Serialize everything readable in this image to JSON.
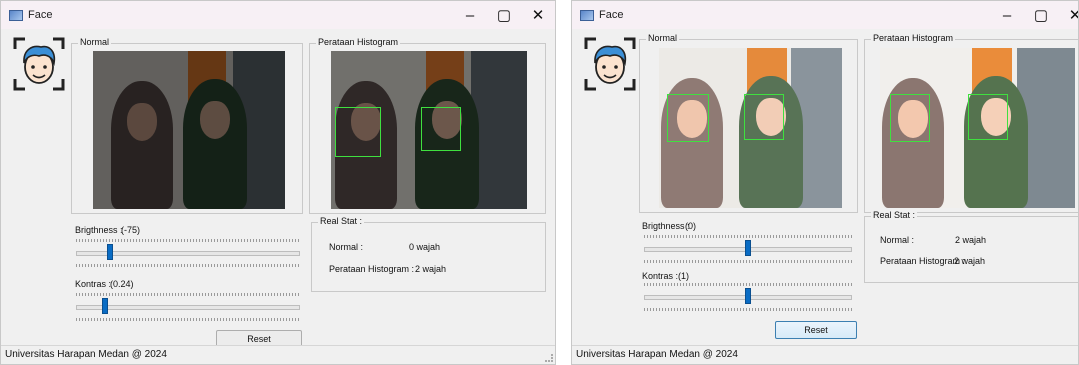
{
  "left_window": {
    "title": "Face",
    "controls": {
      "minimize": "‒",
      "maximize": "▢",
      "close": "✕"
    },
    "normal_group": {
      "label": "Normal"
    },
    "hist_group": {
      "label": "Perataan Histogram"
    },
    "brightness": {
      "label": "Brigthness :",
      "value": "(-75)",
      "level": 0.14
    },
    "contrast": {
      "label": "Kontras :",
      "value": "(0.24)",
      "level": 0.12
    },
    "stats": {
      "label": "Real Stat :",
      "normal_label": "Normal :",
      "normal_value": "0 wajah",
      "hist_label": "Perataan Histogram :",
      "hist_value": "2 wajah"
    },
    "reset_label": "Reset",
    "status": "Universitas Harapan Medan @ 2024"
  },
  "right_window": {
    "title": "Face",
    "controls": {
      "minimize": "‒",
      "maximize": "▢",
      "close": "✕"
    },
    "normal_group": {
      "label": "Normal"
    },
    "hist_group": {
      "label": "Perataan Histogram"
    },
    "brightness": {
      "label": "Brigthness :",
      "value": "(0)",
      "level": 0.5
    },
    "contrast": {
      "label": "Kontras :",
      "value": "(1)",
      "level": 0.5
    },
    "stats": {
      "label": "Real Stat :",
      "normal_label": "Normal :",
      "normal_value": "2 wajah",
      "hist_label": "Perataan Histogram :",
      "hist_value": "2 wajah"
    },
    "reset_label": "Reset",
    "status": "Universitas Harapan Medan @ 2024"
  },
  "colors": {
    "face_box": "#3fe03f",
    "slider_thumb": "#0a6cc4",
    "titlebar": "#f7f0f5"
  }
}
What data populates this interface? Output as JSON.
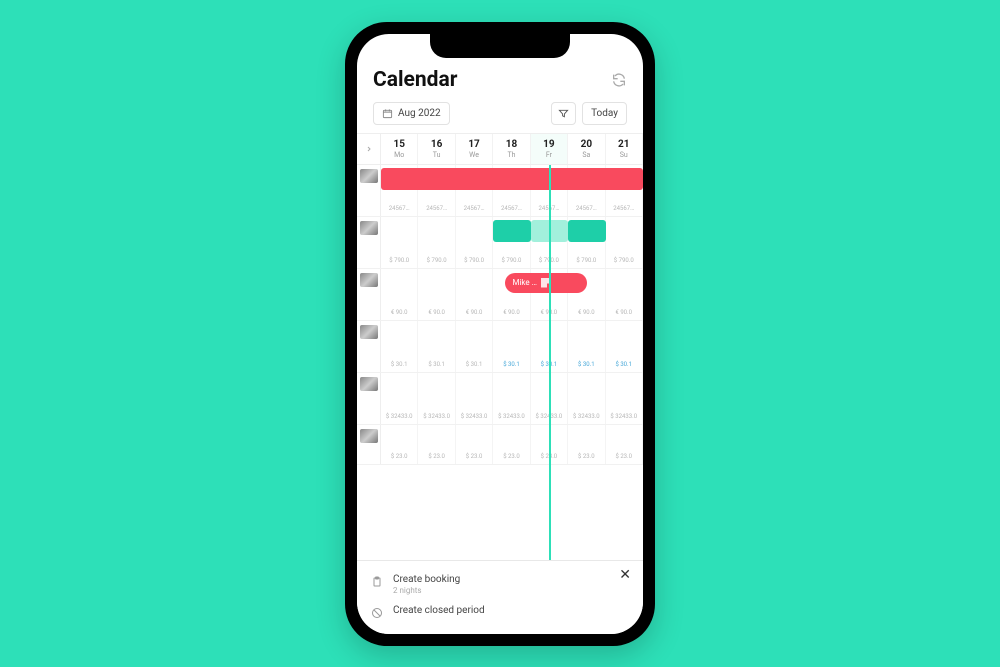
{
  "page": {
    "title": "Calendar"
  },
  "toolbar": {
    "month_label": "Aug 2022",
    "today_label": "Today"
  },
  "days": [
    {
      "num": "15",
      "abbr": "Mo",
      "today": false
    },
    {
      "num": "16",
      "abbr": "Tu",
      "today": false
    },
    {
      "num": "17",
      "abbr": "We",
      "today": false
    },
    {
      "num": "18",
      "abbr": "Th",
      "today": false
    },
    {
      "num": "19",
      "abbr": "Fr",
      "today": true
    },
    {
      "num": "20",
      "abbr": "Sa",
      "today": false
    },
    {
      "num": "21",
      "abbr": "Su",
      "today": false
    }
  ],
  "today_index": 4,
  "rows": [
    {
      "id": "prop1",
      "prices": [
        "24567…",
        "24567…",
        "24567…",
        "24567…",
        "24567…",
        "24567…",
        "24567…"
      ],
      "blue_from": null,
      "bars": [
        {
          "type": "red",
          "from": 0,
          "to": 7
        }
      ]
    },
    {
      "id": "prop2",
      "prices": [
        "$ 790.0",
        "$ 790.0",
        "$ 790.0",
        "$ 790.0",
        "$ 790.0",
        "$ 790.0",
        "$ 790.0"
      ],
      "blue_from": null,
      "bars": [
        {
          "type": "teal",
          "from": 3,
          "to": 4
        },
        {
          "type": "teal-light",
          "from": 4,
          "to": 5
        },
        {
          "type": "teal",
          "from": 5,
          "to": 6
        }
      ]
    },
    {
      "id": "prop3",
      "prices": [
        "€ 90.0",
        "€ 90.0",
        "€ 90.0",
        "€ 90.0",
        "€ 90.0",
        "€ 90.0",
        "€ 90.0"
      ],
      "blue_from": null,
      "pill": {
        "label": "Mike …",
        "from": 3.3,
        "width": 2.2
      }
    },
    {
      "id": "prop4",
      "prices": [
        "$ 30.1",
        "$ 30.1",
        "$ 30.1",
        "$ 30.1",
        "$ 30.1",
        "$ 30.1",
        "$ 30.1"
      ],
      "blue_from": 3
    },
    {
      "id": "prop5",
      "prices": [
        "$ 32433.0",
        "$ 32433.0",
        "$ 32433.0",
        "$ 32433.0",
        "$ 32433.0",
        "$ 32433.0",
        "$ 32433.0"
      ],
      "blue_from": null
    },
    {
      "id": "prop6",
      "prices": [
        "$ 23.0",
        "$ 23.0",
        "$ 23.0",
        "$ 23.0",
        "$ 23.0",
        "$ 23.0",
        "$ 23.0"
      ],
      "blue_from": null,
      "short": true
    }
  ],
  "sheet": {
    "create_booking": "Create booking",
    "nights": "2 nights",
    "create_closed": "Create closed period"
  }
}
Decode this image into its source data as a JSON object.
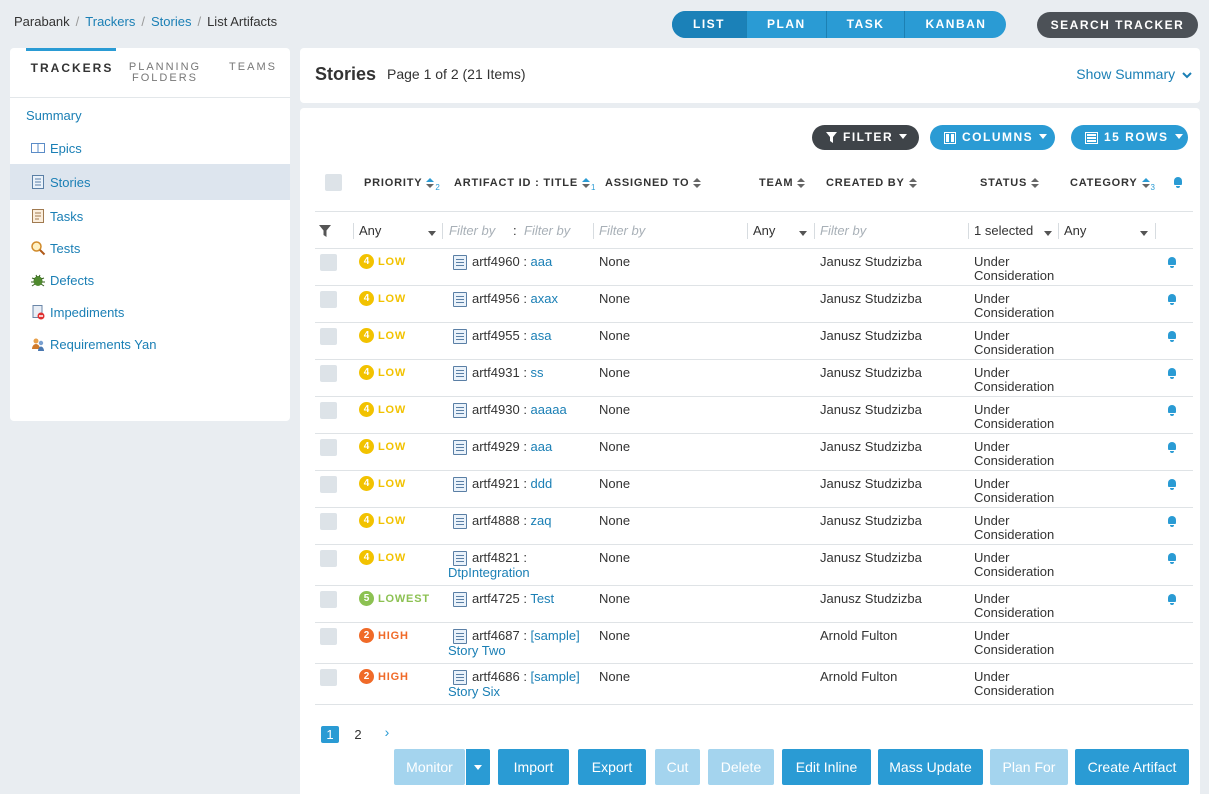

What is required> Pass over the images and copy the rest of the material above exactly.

Answer space>
Serialize everything readable in this image to JSON.
{
  "left_window": {
    "title": "Face",
    "controls": {
      "minimize": "‒",
      "maximize": "▢",
      "close": "✕"
    },
    "normal_group": {
      "label": "Normal"
    },
    "hist_group": {
      "label": "Perataan Histogram"
    },
    "brightness": {
      "label": "Brigthness :",
      "value": "(-75)",
      "level": 0.14
    },
    "contrast": {
      "label": "Kontras :",
      "value": "(0.24)",
      "level": 0.12
    },
    "stats": {
      "label": "Real Stat :",
      "normal_label": "Normal :",
      "normal_value": "0 wajah",
      "hist_label": "Perataan Histogram :",
      "hist_value": "2 wajah"
    },
    "reset_label": "Reset",
    "status": "Universitas Harapan Medan @ 2024"
  },
  "right_window": {
    "title": "Face",
    "controls": {
      "minimize": "‒",
      "maximize": "▢",
      "close": "✕"
    },
    "normal_group": {
      "label": "Normal"
    },
    "hist_group": {
      "label": "Perataan Histogram"
    },
    "brightness": {
      "label": "Brigthness :",
      "value": "(0)",
      "level": 0.5
    },
    "contrast": {
      "label": "Kontras :",
      "value": "(1)",
      "level": 0.5
    },
    "stats": {
      "label": "Real Stat :",
      "normal_label": "Normal :",
      "normal_value": "2 wajah",
      "hist_label": "Perataan Histogram :",
      "hist_value": "2 wajah"
    },
    "reset_label": "Reset",
    "status": "Universitas Harapan Medan @ 2024"
  },
  "colors": {
    "face_box": "#3fe03f",
    "slider_thumb": "#0a6cc4",
    "titlebar": "#f7f0f5"
  }
}
What data populates this interface? Output as JSON.
{
  "page": {
    "title": "Calendar"
  },
  "toolbar": {
    "month_label": "Aug 2022",
    "today_label": "Today"
  },
  "days": [
    {
      "num": "15",
      "abbr": "Mo",
      "today": false
    },
    {
      "num": "16",
      "abbr": "Tu",
      "today": false
    },
    {
      "num": "17",
      "abbr": "We",
      "today": false
    },
    {
      "num": "18",
      "abbr": "Th",
      "today": false
    },
    {
      "num": "19",
      "abbr": "Fr",
      "today": true
    },
    {
      "num": "20",
      "abbr": "Sa",
      "today": false
    },
    {
      "num": "21",
      "abbr": "Su",
      "today": false
    }
  ],
  "today_index": 4,
  "rows": [
    {
      "id": "prop1",
      "prices": [
        "24567…",
        "24567…",
        "24567…",
        "24567…",
        "24567…",
        "24567…",
        "24567…"
      ],
      "blue_from": null,
      "bars": [
        {
          "type": "red",
          "from": 0,
          "to": 7
        }
      ]
    },
    {
      "id": "prop2",
      "prices": [
        "$ 790.0",
        "$ 790.0",
        "$ 790.0",
        "$ 790.0",
        "$ 790.0",
        "$ 790.0",
        "$ 790.0"
      ],
      "blue_from": null,
      "bars": [
        {
          "type": "teal",
          "from": 3,
          "to": 4
        },
        {
          "type": "teal-light",
          "from": 4,
          "to": 5
        },
        {
          "type": "teal",
          "from": 5,
          "to": 6
        }
      ]
    },
    {
      "id": "prop3",
      "prices": [
        "€ 90.0",
        "€ 90.0",
        "€ 90.0",
        "€ 90.0",
        "€ 90.0",
        "€ 90.0",
        "€ 90.0"
      ],
      "blue_from": null,
      "pill": {
        "label": "Mike …",
        "from": 3.3,
        "width": 2.2
      }
    },
    {
      "id": "prop4",
      "prices": [
        "$ 30.1",
        "$ 30.1",
        "$ 30.1",
        "$ 30.1",
        "$ 30.1",
        "$ 30.1",
        "$ 30.1"
      ],
      "blue_from": 3
    },
    {
      "id": "prop5",
      "prices": [
        "$ 32433.0",
        "$ 32433.0",
        "$ 32433.0",
        "$ 32433.0",
        "$ 32433.0",
        "$ 32433.0",
        "$ 32433.0"
      ],
      "blue_from": null
    },
    {
      "id": "prop6",
      "prices": [
        "$ 23.0",
        "$ 23.0",
        "$ 23.0",
        "$ 23.0",
        "$ 23.0",
        "$ 23.0",
        "$ 23.0"
      ],
      "blue_from": null,
      "short": true
    }
  ],
  "sheet": {
    "create_booking": "Create booking",
    "nights": "2 nights",
    "create_closed": "Create closed period"
  }
}
Decode this image into its source data as a JSON object.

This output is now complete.